Systems like the Su-57’s side facing cheek-mounted radar systems, which allow a broader scope than the sole nose-mounted radar found in most fighters, grant the Su-57 a tactical advantage in air combat, especially when used in conjunction with a sound air-to-air strategy. As Tyler Rogoway has pointed out in the past, these side mounted radars allow the Su-57 use “beaming” to avoid detection while keeping an eye on an opponent. Beaming is effectively flying perpendicular to an inbound aircraft, which makes your relative velocity to the approaching fighter close enough to zero for many systems to disregard your presence as part of the background. In other words, the Su-57 can leverage beaming to stay sneaky (to a certain extent) despite its lack of stealth.
The Su-57 also draws from its acrobatic Russian predecessors through leveraging 3D thrust vectoring that allows the aircraft to execute incredible maneuvers most other fighters couldn’t even approach. Thrust vector nozzles allow an aircraft to point the outflow of its jet engine in a direction other than straight back, allowing the aircraft to continue moving in one direction with its nose pointed in another — as one prime example of this technology’s utility in a dogfight. There are significant drawbacks to this tactic, however, as it tends to scrub an aircraft’s forward momentum, leaving it more vulnerable to attack from other fighters in the area.
However, maneuverability is never a bad thing, and the Su-57’s 3D thrust vectoring sets it ahead of even the mighty F-22 Raptor, which can really only leverage thrust vectoring on a single axis (the jet can be directed up or down).
The Su-57’s thrust vectoring nozzles can move in just about any direction, making it the first fifth generation fighter anywhere in the world with such a capability.
— Russia in RSA 🇷🇺 (@EmbassyofRussia) October 20, 2017
Ultimately, even if the Su-57 does manage a full production run, the aircraft itself lags far behind America’s F-22 and F-35, as well as China’s J-20, but that may not ultimately be what matters. America still relies heavily on fourth generation fighters like the F-16 Fighting Falcon and brand new F-15EX, both of which could find themselves outmatched by Russia’s stealth fighter if they found themselves in a scrap. Of course, that’s assuming they’re ever built in sufficient numbers to actually find their way into a fight.

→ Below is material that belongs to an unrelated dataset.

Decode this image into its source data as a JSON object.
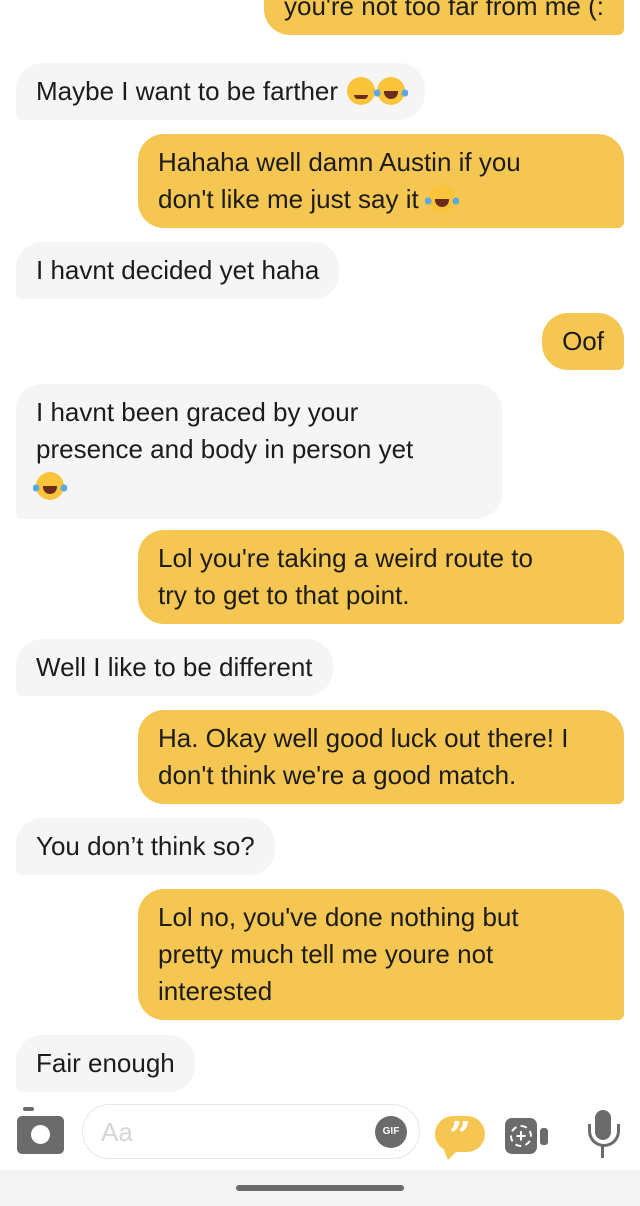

Is Russia’s Su-57 Felon as capable as they make it out to be? The answer seems to be a resounding no… but does it represent a threat on the horizon? Absolutely.